On Behalf of | Mar 22, 2024 | Property Exempt From Bankruptcy

Are you facing financial hardship and considering bankruptcy? If you rely on your car for work, errands or daily life, you might be wondering what will happen to your vehicle during the process.

In the Sunshine State, bankruptcy exemptions play a crucial role in determining whether you can keep your car if you opt to file for Chapter 7 bankruptcy, specifically. Familiarizing yourself with the specifics of Chapter 7 bankruptcy exemptions can help you understand how they may impact your car ownership during bankruptcy proceedings.

Understanding exemptions and their importance

Bankruptcy can allow individuals to discharge most unsecured debts, offering a fresh financial start. However, in rare cases, the bankruptcy court might sell some assets (property you own) to pay back creditors. This is where exemptions come in. Exemptions are categories of property that are protected from being sold during Chapter 7 bankruptcy. The state offers various exemptions, including a specific exemption for motor vehicles.

Motor vehicle exemption: Keeping your car

The state has a relatively low motor vehicle exemption, meaning there’s a limit on the value of your car you can shield from creditors. Single filers can exempt up to $1,000 of equity in their car, whereas married filers jointly filing can exempt up to $2,000 of equity in their car.

Equity refers to the difference between your car’s market value and the amount you owe on any loan for the vehicle. Let’s look at an example:

  • Your car is worth $8,000.
  • You still owe $5,000 on your car loan.
  • Your car equity is $8,000 (value) – $5,000 (loan) = $3,000.

In this scenario, if you’re a single filer, as long as your car equity is less than $1,000, you can likely keep your car. However, if the equity exceeds $1,000 (e.g., a more expensive car with a lower loan balance), the bankruptcy trustee might sell the car and use the proceeds exceeding $1,000 to pay your creditors.

Even if your car falls under the exemption, you might be presented with a reaffirmation agreement from your lender. This is a new agreement to repay the remaining car loan balance outside of the bankruptcy. Reaffirmation can be beneficial if you want to keep your current car loan terms (interest rate, etc.). However, it’s crucial to carefully consider the agreement before signing it to ascertain that it caters to your unique needs.

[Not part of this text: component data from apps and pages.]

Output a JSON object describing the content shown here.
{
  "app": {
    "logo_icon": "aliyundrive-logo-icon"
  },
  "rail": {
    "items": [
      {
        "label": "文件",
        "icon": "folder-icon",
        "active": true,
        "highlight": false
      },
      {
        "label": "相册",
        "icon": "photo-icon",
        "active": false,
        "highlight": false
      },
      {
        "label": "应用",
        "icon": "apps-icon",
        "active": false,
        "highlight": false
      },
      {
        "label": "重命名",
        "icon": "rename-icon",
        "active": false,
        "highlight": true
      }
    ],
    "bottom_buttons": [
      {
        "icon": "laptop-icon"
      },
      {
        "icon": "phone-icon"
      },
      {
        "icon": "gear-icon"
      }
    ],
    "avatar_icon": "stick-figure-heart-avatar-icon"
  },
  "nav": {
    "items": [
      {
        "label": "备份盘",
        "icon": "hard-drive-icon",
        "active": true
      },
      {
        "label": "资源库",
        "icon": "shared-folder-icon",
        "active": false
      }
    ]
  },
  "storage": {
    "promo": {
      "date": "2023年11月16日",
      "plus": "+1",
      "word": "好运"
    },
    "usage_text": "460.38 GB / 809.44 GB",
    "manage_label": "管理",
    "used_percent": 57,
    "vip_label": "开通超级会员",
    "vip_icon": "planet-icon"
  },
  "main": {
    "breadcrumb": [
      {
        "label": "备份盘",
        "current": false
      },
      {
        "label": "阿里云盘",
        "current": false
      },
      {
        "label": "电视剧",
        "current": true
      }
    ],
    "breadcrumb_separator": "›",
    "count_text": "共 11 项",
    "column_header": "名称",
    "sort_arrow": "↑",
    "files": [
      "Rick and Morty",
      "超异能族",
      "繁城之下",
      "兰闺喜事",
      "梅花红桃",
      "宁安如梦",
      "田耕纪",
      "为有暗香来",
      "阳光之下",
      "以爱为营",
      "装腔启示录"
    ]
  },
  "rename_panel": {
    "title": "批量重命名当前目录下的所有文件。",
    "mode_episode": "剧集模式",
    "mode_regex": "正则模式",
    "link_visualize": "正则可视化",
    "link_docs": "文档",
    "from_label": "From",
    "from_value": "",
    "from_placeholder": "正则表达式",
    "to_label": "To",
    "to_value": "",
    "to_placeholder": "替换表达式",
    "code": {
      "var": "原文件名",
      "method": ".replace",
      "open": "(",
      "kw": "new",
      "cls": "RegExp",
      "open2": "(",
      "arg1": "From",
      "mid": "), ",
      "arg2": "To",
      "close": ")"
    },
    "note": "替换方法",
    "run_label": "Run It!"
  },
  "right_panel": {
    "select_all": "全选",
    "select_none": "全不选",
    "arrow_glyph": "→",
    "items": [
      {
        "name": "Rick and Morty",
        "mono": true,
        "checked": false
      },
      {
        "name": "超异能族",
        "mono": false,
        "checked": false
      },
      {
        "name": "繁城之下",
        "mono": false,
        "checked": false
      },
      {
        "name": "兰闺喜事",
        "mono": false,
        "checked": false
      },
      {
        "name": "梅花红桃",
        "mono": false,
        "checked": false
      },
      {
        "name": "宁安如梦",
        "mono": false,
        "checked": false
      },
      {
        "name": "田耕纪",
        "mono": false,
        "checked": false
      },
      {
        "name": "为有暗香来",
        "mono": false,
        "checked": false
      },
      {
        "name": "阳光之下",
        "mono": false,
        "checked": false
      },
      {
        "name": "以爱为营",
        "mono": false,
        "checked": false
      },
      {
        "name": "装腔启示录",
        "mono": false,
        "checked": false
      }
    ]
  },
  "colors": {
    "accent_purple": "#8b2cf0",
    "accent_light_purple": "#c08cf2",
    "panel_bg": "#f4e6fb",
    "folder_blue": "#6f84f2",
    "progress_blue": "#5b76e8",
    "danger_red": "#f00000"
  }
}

Florida’s motor vehicle exemption can allow you to potentially keep your car during bankruptcy, provided your car equity falls within the exemption limit. Consulting with a reliable legal team can help you navigate the specific details of your situation and help ensure a smooth Chapter 7 bankruptcy process.


Kingcade & Garcia | A Miami Law Firm